When I recently wrote about phonics, I got an interesting response from a guy who said:
Recent research in the United Kingdom showed that tests of the ability to distinguish isolated phonemes and syllables did not relate to tests of the ability to discriminate normal, everyday speech in any meaningful way. So why consider phonics for deaf children? I think if you are careful in the way you apply phonics, it can be helpful.
To those that don’t know, phonics is basically a way of learning literacy through listening to sounds (it’s a bit more complicated than that, but that’s the general gist of it). And just to prove that we do read our comments and take then on board, I thought I would respond to this and set out my own thoughts on the prickly issue of phonics.
First of all, intuitively, it is difficult to see how can a child who is profoundly deaf, who has little or no useful hearing, can learn literacy through a method that involves listening. Even if it was possible, it must be incredibly tiring and difficult to do so. I am most happy to be contradicted by research out there and would definitely like to take a closer look at the research mentioned so that we can use it to develop our thinking.

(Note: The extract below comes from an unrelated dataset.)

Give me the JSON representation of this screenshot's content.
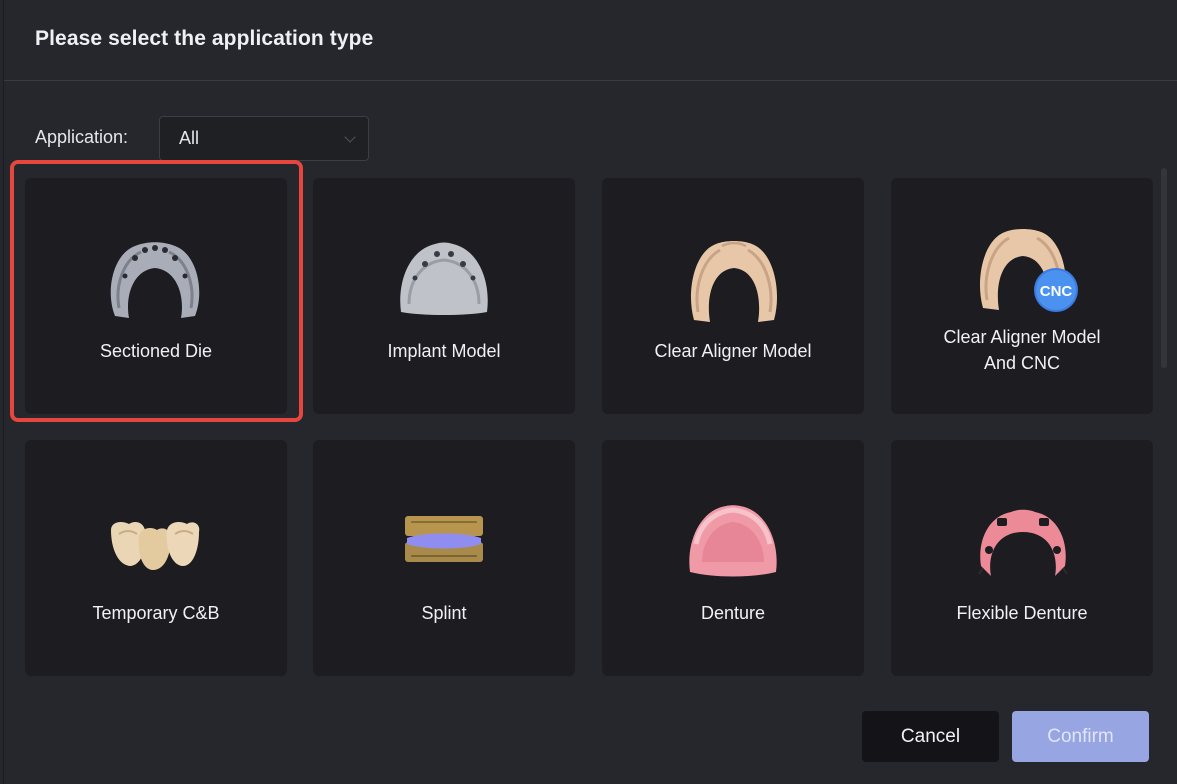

This is not to say that it can never be useful for deaf children. Many deaf children have some useful hearing and so it can useful for those. But it is difficult to see how it can be useful for all. And for those for might be useful, as the above comment says, it still needs to be applied in a careful way.
Which is why I objected to phonics being presented as the end-all solution to fix the problem entirely in the answers coming out from Government. In the context of parliamentary questions about deaf children, it is slightly baffling that phonics continues to be mentioned as the ‘solution’ without a recognition or fuller acknowledgement of the subtleties behind it. We’re also concerned that teachers are not always aware of these subtleties.
My esteemed colleagues are currently developing some thoughts on this which will aim to look at 3 questions:
1) Is phonics appropriate to all deaf children?
2) If is not appropriate for some deaf children, how can these children be taught literacy?
3) For deaf children for which phonics is appropriate, does it need to be taught in a slightly different way to ensure it is accessible?
This may seem like a slightly airy-fairy debate. But I think it’s definitely one worth having – especially when you look at figures given to us by the Department for Children, Schools and Families (which are set out in the annex of our Must do better! campaign report), deaf children are 300% more likely to leave primary school without a basic understanding of literacy.
300%!! Something is going very wrong when it comes to deaf children’s literacy and so we really need to get to the bottom of how deaf children can learn literacy and the different approaches that should be used.
So, as before, please feed in your comments and enter the debate if you’ve got any thoughts on this issue. We definitely read them and we definitely appreciate them.